According to ATAGI, the recommended interval for the 3rd dose is two to six months after the second dose of vaccine. A minimum interval of four weeks may be considered in exceptional circumstances (e.g., anticipated intensification of immunosuppression, outbreaks). People who have had a second dose more than 6 months ago should receive a 3rd dose whenever feasible.
ATAGI also advises that antibody testing is not recommended to assess for immunity to SARS-CoV-2 following COVID-19 vaccination, including in immunocompromised individuals after a 2nd or 3rd dose, because there are no serological assays that provide a definitive correlate of immunity to SARS-CoV-2.
Health care workers can allay vax fears of parents of children with chronic lung conditions
Most parents and carers of children with chronic lung conditions (77%) are likely to get their children vaccinated against COVID-19.
An online survey of 202 parents/carers with children attending the Sydney Children’s Hospital, found that proportion increased to 94% if vaccination was recommended by the child’s paediatrician.
Additionally, 80% of parents and carers said they would vaccinate their child if recommended by their GP.

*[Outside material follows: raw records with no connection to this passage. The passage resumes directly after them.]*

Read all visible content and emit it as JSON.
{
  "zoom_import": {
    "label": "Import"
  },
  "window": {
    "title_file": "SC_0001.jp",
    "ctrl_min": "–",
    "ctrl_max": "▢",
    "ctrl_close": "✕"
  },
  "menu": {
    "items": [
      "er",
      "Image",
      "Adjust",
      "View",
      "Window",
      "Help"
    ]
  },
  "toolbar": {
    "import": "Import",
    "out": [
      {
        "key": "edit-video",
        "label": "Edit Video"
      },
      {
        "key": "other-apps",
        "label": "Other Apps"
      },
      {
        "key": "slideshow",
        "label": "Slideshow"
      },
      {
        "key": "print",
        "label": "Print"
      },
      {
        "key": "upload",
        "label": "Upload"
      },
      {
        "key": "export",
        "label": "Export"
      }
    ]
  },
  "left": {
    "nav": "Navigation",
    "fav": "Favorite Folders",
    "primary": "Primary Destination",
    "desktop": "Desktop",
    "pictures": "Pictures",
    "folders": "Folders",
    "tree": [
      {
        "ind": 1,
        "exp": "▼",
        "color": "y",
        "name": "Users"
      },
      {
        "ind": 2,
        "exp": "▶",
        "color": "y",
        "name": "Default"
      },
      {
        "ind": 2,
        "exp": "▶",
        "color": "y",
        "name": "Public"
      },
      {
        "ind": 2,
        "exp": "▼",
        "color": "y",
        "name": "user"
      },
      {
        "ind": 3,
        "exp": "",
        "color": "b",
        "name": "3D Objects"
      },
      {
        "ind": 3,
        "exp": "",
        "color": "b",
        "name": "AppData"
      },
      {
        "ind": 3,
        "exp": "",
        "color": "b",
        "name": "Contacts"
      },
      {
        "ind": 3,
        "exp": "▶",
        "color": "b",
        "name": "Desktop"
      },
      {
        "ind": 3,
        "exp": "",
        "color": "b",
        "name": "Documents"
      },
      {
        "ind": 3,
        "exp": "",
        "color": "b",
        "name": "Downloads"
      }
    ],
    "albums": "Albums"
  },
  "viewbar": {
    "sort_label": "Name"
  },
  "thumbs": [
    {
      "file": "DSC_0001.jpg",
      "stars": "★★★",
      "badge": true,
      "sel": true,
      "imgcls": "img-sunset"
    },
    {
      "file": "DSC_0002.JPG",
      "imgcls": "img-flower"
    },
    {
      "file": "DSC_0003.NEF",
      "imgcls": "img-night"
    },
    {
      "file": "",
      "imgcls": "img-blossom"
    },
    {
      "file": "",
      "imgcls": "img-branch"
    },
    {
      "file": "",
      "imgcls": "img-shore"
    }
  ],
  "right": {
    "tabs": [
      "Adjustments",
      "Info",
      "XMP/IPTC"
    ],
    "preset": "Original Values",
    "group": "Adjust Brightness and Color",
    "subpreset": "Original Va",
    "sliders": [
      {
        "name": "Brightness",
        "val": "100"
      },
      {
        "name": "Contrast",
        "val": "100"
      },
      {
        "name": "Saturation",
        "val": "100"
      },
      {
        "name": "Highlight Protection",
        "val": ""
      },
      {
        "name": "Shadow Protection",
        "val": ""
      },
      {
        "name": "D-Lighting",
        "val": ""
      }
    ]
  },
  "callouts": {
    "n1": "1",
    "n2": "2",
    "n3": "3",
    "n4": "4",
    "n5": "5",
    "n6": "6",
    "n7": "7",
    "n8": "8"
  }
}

Despite their children being vulnerable to infection, parents and carers still had safety concerns about vaccination.
Lead author of the study, paediatric respiratory epidemiologist Dr Nusrat Homaira, said health care workers clearly play an important role in promoting vaccine uptake.
“Children with chronic lung conditions are a unique group as they require ongoing follow-up visits with their GPs and paediatricians for their chronic conditions. GPs and paediatricians can leverage scheduled follow-up visits to promote COVID-19 vaccines and explain the benefits and rare side effects of the vaccine.”
Read more in Health Science Reports